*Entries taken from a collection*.
*** Begin section ***

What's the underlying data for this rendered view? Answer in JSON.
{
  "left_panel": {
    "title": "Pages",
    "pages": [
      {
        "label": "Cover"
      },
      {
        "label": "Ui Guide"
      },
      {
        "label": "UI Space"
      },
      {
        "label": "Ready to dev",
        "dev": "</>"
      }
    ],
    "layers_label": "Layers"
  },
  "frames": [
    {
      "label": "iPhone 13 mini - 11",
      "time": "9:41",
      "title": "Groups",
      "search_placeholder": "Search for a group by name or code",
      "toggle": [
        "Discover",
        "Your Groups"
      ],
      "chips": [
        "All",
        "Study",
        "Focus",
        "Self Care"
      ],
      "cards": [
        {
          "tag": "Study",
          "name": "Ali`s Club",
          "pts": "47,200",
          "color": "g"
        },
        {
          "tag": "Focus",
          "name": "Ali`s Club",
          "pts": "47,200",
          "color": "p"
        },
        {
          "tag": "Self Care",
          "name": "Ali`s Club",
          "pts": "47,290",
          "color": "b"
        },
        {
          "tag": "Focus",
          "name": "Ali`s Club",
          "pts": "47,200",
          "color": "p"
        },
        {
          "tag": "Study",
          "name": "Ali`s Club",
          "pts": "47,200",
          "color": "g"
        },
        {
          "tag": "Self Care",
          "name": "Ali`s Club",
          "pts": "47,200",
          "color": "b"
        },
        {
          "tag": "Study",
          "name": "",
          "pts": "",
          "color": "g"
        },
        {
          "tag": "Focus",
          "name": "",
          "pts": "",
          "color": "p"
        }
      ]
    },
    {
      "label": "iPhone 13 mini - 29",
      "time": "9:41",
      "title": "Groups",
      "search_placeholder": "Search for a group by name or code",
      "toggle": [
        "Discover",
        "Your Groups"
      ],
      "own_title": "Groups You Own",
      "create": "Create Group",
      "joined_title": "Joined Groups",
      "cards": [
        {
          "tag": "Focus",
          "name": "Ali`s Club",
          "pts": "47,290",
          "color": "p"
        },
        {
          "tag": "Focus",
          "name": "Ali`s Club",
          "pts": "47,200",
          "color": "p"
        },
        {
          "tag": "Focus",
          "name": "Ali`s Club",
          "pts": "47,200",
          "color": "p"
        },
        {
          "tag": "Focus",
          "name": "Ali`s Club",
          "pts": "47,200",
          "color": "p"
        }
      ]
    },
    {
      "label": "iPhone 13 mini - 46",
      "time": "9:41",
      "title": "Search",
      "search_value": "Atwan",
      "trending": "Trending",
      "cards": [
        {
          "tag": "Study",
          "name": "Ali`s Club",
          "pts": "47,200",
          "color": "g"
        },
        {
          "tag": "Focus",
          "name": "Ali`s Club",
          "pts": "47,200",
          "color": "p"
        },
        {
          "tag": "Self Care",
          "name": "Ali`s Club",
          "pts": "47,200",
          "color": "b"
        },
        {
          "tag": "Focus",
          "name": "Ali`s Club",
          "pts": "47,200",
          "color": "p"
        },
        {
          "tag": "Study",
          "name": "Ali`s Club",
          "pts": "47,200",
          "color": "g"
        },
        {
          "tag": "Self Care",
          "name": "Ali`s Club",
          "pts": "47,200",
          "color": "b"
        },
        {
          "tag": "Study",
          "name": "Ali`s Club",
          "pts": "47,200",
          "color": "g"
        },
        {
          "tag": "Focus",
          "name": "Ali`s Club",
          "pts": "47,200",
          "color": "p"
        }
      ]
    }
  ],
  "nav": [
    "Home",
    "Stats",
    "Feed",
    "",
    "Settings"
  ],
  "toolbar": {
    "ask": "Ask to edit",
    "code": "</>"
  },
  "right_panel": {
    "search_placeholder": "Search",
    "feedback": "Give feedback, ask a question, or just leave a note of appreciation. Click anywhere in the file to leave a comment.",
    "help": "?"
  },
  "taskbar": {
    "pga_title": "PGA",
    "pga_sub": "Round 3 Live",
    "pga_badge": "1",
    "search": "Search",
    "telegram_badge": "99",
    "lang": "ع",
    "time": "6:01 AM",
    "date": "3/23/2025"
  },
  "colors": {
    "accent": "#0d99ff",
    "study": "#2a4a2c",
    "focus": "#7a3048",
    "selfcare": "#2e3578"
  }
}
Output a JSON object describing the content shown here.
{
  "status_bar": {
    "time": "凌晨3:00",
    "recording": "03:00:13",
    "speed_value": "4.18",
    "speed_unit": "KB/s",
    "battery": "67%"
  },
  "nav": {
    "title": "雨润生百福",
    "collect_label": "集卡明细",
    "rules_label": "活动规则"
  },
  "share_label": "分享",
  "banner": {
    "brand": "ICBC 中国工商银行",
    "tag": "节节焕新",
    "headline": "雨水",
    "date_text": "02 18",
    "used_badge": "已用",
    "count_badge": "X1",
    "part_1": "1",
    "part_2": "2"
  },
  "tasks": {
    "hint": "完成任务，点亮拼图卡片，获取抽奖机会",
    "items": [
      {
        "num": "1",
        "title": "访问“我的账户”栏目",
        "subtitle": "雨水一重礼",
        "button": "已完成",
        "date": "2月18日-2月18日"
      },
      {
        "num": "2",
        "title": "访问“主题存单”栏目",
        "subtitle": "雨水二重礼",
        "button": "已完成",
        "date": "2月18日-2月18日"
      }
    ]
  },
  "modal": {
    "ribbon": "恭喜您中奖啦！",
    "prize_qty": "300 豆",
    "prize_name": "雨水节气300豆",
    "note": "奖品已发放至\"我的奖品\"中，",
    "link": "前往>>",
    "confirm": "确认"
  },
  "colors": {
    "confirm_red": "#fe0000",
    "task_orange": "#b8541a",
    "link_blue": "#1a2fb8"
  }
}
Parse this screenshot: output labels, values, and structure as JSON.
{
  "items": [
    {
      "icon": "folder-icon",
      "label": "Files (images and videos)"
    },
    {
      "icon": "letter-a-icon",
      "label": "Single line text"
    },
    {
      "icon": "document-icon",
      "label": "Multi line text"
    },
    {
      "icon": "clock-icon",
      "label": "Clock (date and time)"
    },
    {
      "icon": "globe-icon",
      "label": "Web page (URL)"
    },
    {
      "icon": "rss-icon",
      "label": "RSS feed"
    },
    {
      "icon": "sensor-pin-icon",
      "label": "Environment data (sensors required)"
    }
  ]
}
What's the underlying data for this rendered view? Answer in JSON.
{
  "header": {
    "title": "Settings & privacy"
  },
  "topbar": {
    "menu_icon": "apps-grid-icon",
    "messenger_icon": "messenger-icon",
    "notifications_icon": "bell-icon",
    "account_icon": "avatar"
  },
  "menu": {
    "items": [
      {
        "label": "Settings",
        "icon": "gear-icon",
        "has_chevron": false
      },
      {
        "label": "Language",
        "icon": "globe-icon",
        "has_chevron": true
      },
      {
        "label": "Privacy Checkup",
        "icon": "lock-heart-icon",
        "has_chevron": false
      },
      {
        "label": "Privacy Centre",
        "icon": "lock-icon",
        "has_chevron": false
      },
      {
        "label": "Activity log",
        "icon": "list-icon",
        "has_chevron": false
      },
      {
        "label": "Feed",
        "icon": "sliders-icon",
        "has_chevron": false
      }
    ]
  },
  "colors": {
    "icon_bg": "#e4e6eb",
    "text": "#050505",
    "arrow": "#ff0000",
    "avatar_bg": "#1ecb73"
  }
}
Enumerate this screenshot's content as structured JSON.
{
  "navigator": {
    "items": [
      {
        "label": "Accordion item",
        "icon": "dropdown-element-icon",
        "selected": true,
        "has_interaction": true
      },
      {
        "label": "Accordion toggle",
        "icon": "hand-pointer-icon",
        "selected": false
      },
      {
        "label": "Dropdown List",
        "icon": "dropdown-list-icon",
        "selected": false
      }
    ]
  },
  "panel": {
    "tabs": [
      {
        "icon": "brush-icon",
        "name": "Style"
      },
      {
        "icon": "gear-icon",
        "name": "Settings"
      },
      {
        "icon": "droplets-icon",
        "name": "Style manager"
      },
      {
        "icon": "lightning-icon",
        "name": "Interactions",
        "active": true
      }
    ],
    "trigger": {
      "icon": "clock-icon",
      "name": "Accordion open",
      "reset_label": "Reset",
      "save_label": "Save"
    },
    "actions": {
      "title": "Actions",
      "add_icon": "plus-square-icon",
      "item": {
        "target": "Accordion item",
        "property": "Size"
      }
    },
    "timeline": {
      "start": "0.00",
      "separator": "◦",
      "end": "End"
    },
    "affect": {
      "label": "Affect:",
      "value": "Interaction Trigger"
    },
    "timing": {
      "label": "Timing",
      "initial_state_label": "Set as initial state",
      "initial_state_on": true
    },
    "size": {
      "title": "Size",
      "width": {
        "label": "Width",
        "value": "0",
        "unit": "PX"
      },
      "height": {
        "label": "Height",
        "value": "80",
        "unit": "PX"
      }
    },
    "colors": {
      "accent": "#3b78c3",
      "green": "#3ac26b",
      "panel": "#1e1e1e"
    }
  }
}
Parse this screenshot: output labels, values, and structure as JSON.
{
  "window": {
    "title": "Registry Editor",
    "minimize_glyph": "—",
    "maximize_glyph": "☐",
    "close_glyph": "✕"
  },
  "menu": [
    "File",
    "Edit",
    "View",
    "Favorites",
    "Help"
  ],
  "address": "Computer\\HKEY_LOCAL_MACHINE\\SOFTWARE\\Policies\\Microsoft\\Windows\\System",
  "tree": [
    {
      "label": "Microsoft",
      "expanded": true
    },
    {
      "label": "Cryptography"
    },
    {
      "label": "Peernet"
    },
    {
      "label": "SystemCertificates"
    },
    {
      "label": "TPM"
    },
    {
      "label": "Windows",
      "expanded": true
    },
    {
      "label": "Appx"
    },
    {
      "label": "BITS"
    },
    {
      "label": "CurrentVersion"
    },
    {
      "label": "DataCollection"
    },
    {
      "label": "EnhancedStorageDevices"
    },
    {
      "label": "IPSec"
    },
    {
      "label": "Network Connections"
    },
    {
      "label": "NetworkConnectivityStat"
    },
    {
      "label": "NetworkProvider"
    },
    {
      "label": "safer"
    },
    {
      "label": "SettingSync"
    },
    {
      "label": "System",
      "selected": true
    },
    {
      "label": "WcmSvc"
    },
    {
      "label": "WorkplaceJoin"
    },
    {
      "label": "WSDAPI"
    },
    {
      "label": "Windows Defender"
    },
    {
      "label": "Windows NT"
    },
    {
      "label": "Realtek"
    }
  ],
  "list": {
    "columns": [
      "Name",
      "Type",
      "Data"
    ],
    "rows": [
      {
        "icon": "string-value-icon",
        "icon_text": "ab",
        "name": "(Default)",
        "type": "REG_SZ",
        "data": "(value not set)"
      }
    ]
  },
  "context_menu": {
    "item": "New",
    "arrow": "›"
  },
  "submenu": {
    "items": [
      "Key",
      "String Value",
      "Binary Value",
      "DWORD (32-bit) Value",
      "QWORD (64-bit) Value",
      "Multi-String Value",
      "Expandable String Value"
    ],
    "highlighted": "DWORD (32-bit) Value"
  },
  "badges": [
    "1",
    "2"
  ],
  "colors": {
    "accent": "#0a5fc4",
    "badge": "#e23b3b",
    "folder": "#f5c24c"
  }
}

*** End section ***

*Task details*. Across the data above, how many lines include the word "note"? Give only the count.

*Task solution*. 2